The physical benefits of exercise have been well established, and physicians always encourage staying physically active.
Exercise is also considered vital for maintaining mental fitness, and it can reduce stress. Studies show that physical activity is very effective at reducing fatigue, enhancing overall cognitive function. This can be especially helpful when stress has depleted your energy or ability to concentrate.
When stress affects the brain, it also affects the rest of the body. That means that if your body is in better condition, so is your mind. Exercise and other physical activity produce endorphins, chemicals in the brain that act as natural painkillers, and also improve the ability to sleep, which in turn reduces stress.
Scientists have found that regular participation in aerobic exercise has been shown to decrease overall levels of tension, elevates and stabilizes mood, improves sleep, and improves self-esteem. About five minutes of aerobic exercise can begin to stimulate anti-anxiety effects.
Exercise and Anxiety

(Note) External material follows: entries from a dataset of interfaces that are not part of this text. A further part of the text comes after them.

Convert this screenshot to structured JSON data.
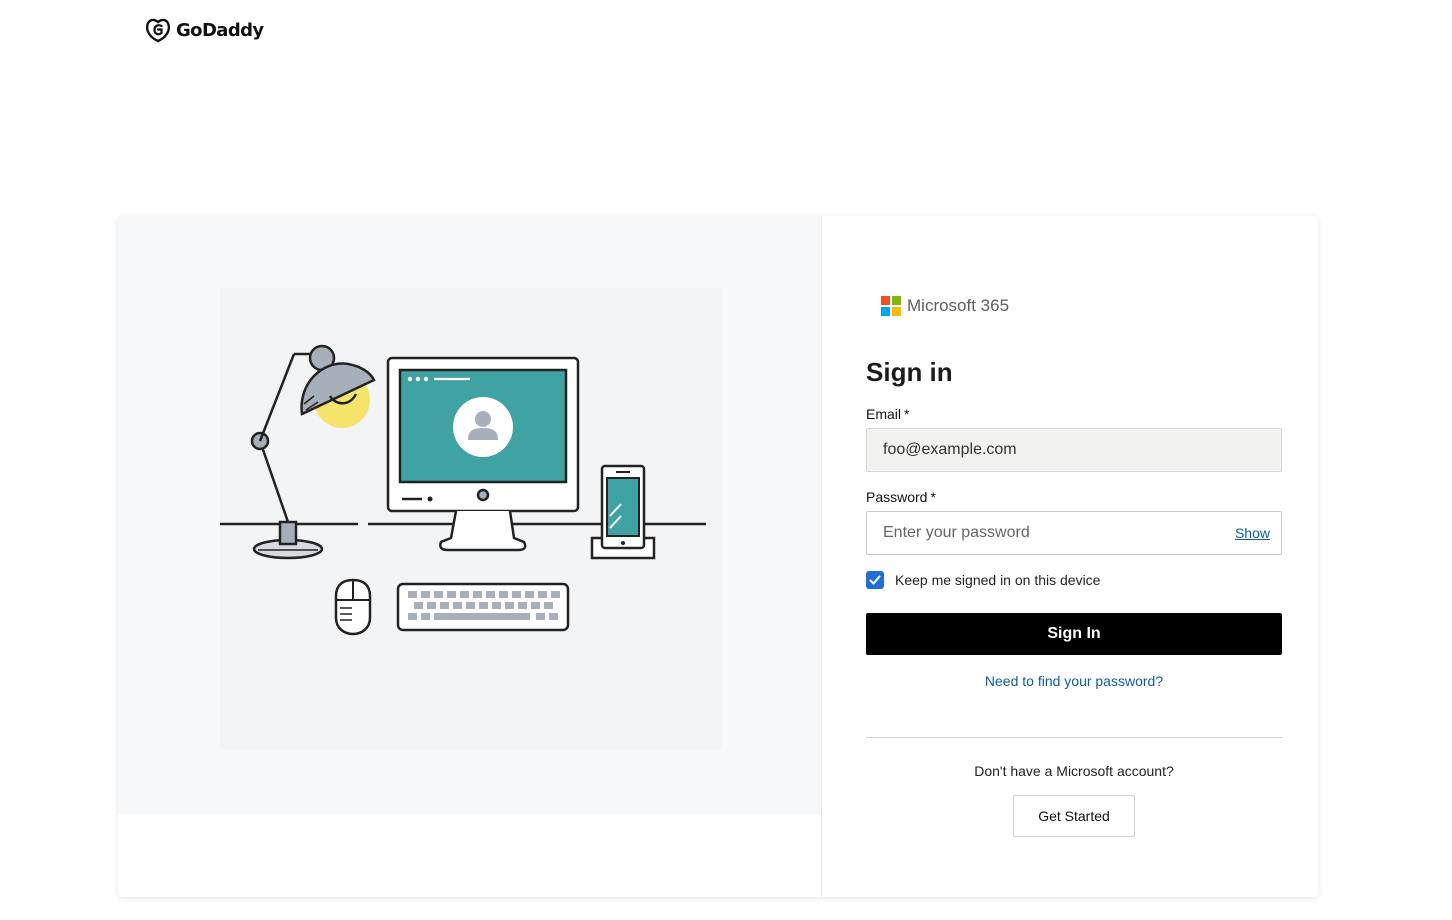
{
  "header": {
    "brand_name": "GoDaddy",
    "logo_icon": "godaddy-logo-icon"
  },
  "illustration": {
    "description_icons": [
      "desk-lamp-icon",
      "monitor-icon",
      "user-avatar-icon",
      "phone-icon",
      "mouse-icon",
      "keyboard-icon"
    ],
    "colors": {
      "screen": "#3fa3a3",
      "lamp_light": "#f5e36b",
      "lamp_shade": "#a7b0ba",
      "outline": "#222222"
    }
  },
  "signin": {
    "product_name": "Microsoft 365",
    "ms_logo_colors": [
      "#f25022",
      "#7fba00",
      "#00a4ef",
      "#ffb900"
    ],
    "title": "Sign in",
    "email_label": "Email",
    "email_required": "*",
    "email_value": "foo@example.com",
    "password_label": "Password",
    "password_required": "*",
    "password_placeholder": "Enter your password",
    "show_label": "Show",
    "keep_signed_in_label": "Keep me signed in on this device",
    "keep_signed_in_checked": true,
    "submit_label": "Sign In",
    "forgot_label": "Need to find your password?",
    "no_account_text": "Don't have a Microsoft account?",
    "get_started_label": "Get Started",
    "colors": {
      "link": "#0b5cab",
      "button": "#000000",
      "checkbox": "#1f6fd6"
    }
  }
}
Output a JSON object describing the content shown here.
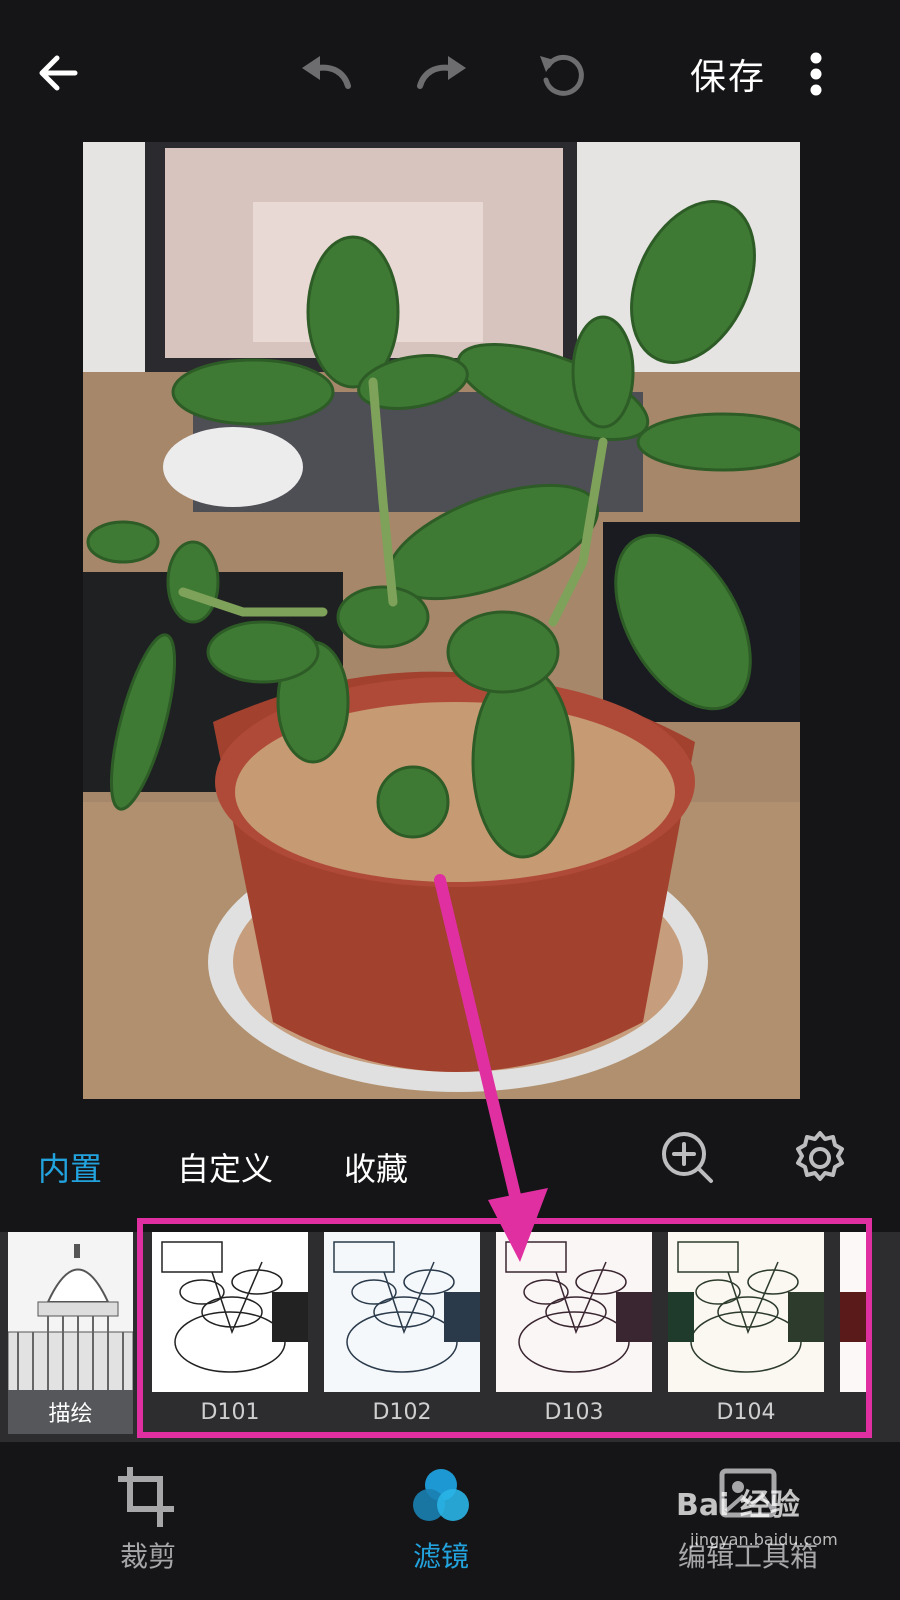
{
  "topbar": {
    "save_label": "保存",
    "icons": [
      "back-arrow-icon",
      "undo-icon",
      "redo-icon",
      "reset-icon",
      "more-vertical-icon"
    ]
  },
  "tabs": {
    "builtin": "内置",
    "custom": "自定义",
    "favorites": "收藏"
  },
  "filters": [
    {
      "label": "描绘"
    },
    {
      "label": "D101"
    },
    {
      "label": "D102"
    },
    {
      "label": "D103"
    },
    {
      "label": "D104"
    }
  ],
  "bottom_nav": {
    "crop": "裁剪",
    "filter": "滤镜",
    "tools": "编辑工具箱"
  },
  "watermark": {
    "brand": "Bai 经验",
    "url": "jingyan.baidu.com"
  },
  "colors": {
    "background": "#151517",
    "accent": "#22a3de",
    "highlight": "#e02fa0",
    "filter_strip": "#2d2d30"
  }
}
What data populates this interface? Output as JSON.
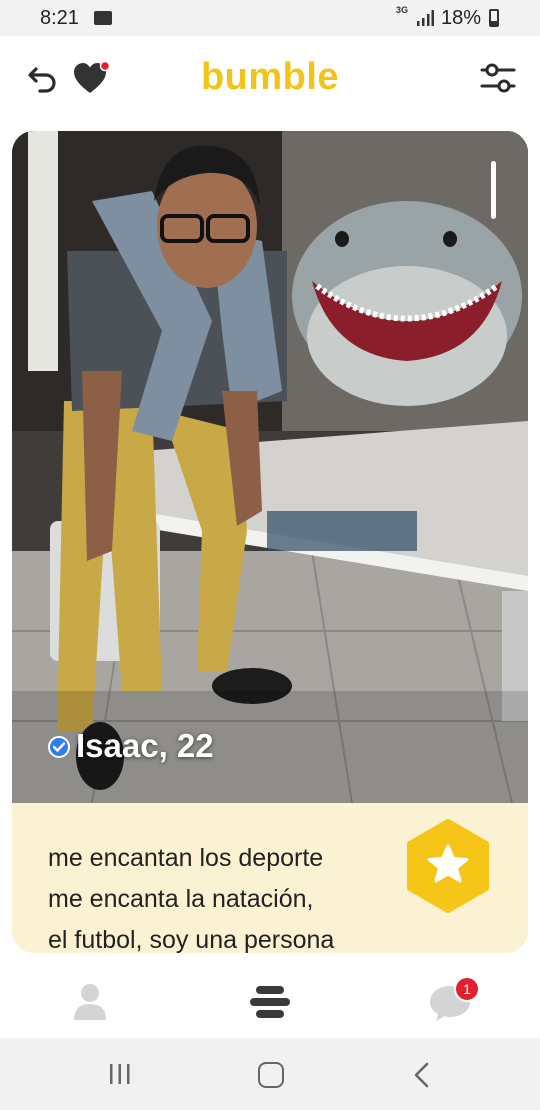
{
  "status_bar": {
    "time": "8:21",
    "network": "3G",
    "battery": "18%"
  },
  "header": {
    "logo": "bumble",
    "left_icons": [
      "undo-icon",
      "heart-icon"
    ],
    "right_icon": "filter-icon",
    "notification_dot_color": "#e0202a"
  },
  "profile": {
    "name_age": "Isaac, 22",
    "verified": true,
    "bio_lines": [
      "me encantan los deporte",
      "me encanta la natación,",
      "el futbol, soy una persona"
    ]
  },
  "bottom_nav": {
    "items": [
      "profile-icon",
      "discover-icon",
      "chat-icon"
    ],
    "chat_badge": "1"
  },
  "colors": {
    "brand": "#f0c419",
    "bio_background": "#fbf1d3",
    "badge": "#e0202a"
  }
}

The benefits of exercise may well extend beyond stress relief to improving anxiety and related disorders. The psychological studies have shown how exercise relieves anxiety and depression suggest that a 10-minute walk may be just as good as a 45-minute workout. Some studies have shown that exercise can elevate a depressed mood. Although the effects may be temporary, they demonstrate that a brisk walk or other simple activity can deliver several hours of relief, similar to taking an aspirin for a headache.
Science has also provided some evidence that physically active people have lower rates of anxiety and depression than sedentary people. Exercise may improve mental health by helping the brain cope better with stress. In one study, researchers found that those who got regular exercise were 25 percent less likely to develop depression or an anxiety disorder over the next five years.
The most recent federal guidelines for adults recommend at least 2½ hours of moderate-intensity physical activity (e.g. brisk walking) each week, 1¼ hours of vigorous-intensity activity (such as jogging or swimming laps), or a combination two of them.
If you have had an exercise program already, keep up the good work. If not, here are the tips to get you started.
Jog, walk, cycle, or dance three to five times a week for 30 minutes.
Set small daily goals and aim for daily consistency rather than perfect workouts. It’s better to walk every day for 15-20 minutes than to wait until the weekend for a three-hour fitness marathon. Lots of scientific data suggest that frequency is the most important.
Find forms of exercise that are fun or enjoyable. Many people find it’s more fun to exercise while listening to something they enjoy.
Also, It’s often easier to stick to your exercise routine when you have to stay committed to a friend, partner, or colleague. Be patient when you start a new exercise program.
It requires a lot of work and patience, but exercising brings so many health benefits, that it’s worth it!